» YOUR TASK:
Images should be omitted while the rest of the data is duplicated exactly.

Start of ENTRIES SUPPLIED

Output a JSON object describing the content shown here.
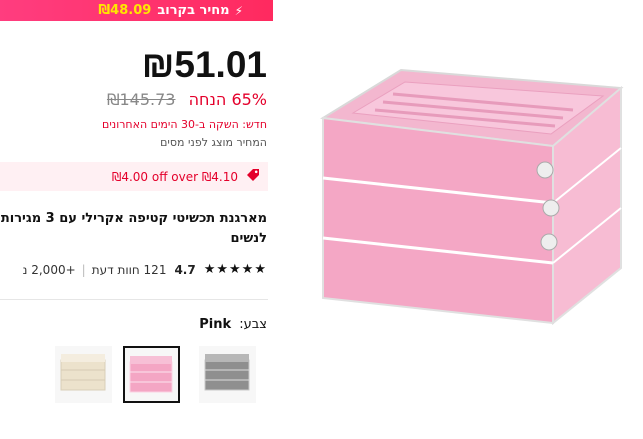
{
  "promo": {
    "label": "מחיר בקרוב",
    "price": "₪48.09"
  },
  "price": {
    "current": "₪51.01",
    "discount": "65% הנחה",
    "original": "₪145.73",
    "note_compare": "חדש: השקה ב-30 הימים האחרונים",
    "note_tax": "המחיר מוצג לפני מסים"
  },
  "coupon": {
    "text": "₪4.00 off over ₪4.10"
  },
  "product": {
    "title": "מארגנת תכשיטי קטיפה אקרילי עם 3 מגירות לנשים"
  },
  "rating": {
    "value": "4.7",
    "reviews": "121 חוות דעת",
    "sold": "+2,000 נ",
    "stars": 5
  },
  "color": {
    "label": "צבע:",
    "selected": "Pink"
  },
  "variants": [
    {
      "name": "gray",
      "color": "#9a9a9a"
    },
    {
      "name": "pink",
      "color": "#f4a6c4"
    },
    {
      "name": "beige",
      "color": "#efe6d2"
    }
  ],
  "icons": {
    "promo": "lightning-icon",
    "coupon": "tag-icon",
    "star": "star-icon"
  },
  "colors": {
    "accent": "#e4002b",
    "promo_bg": "#ff2a5f",
    "promo_price": "#ffe600"
  }
}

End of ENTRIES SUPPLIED

» RESULT BELOW:
Output a JSON object describing the content shown here.
{
  "promo": {
    "label": "מחיר בקרוב",
    "price": "₪48.09"
  },
  "price": {
    "current": "₪51.01",
    "discount": "65% הנחה",
    "original": "₪145.73",
    "note_compare": "חדש: השקה ב-30 הימים האחרונים",
    "note_tax": "המחיר מוצג לפני מסים"
  },
  "coupon": {
    "text": "₪4.00 off over ₪4.10"
  },
  "product": {
    "title": "מארגנת תכשיטי קטיפה אקרילי עם 3 מגירות לנשים"
  },
  "rating": {
    "value": "4.7",
    "reviews": "121 חוות דעת",
    "sold": "+2,000 נ",
    "stars": 5
  },
  "color": {
    "label": "צבע:",
    "selected": "Pink"
  },
  "variants": [
    {
      "name": "gray",
      "color": "#9a9a9a"
    },
    {
      "name": "pink",
      "color": "#f4a6c4"
    },
    {
      "name": "beige",
      "color": "#efe6d2"
    }
  ],
  "icons": {
    "promo": "lightning-icon",
    "coupon": "tag-icon",
    "star": "star-icon"
  },
  "colors": {
    "accent": "#e4002b",
    "promo_bg": "#ff2a5f",
    "promo_price": "#ffe600"
  }
}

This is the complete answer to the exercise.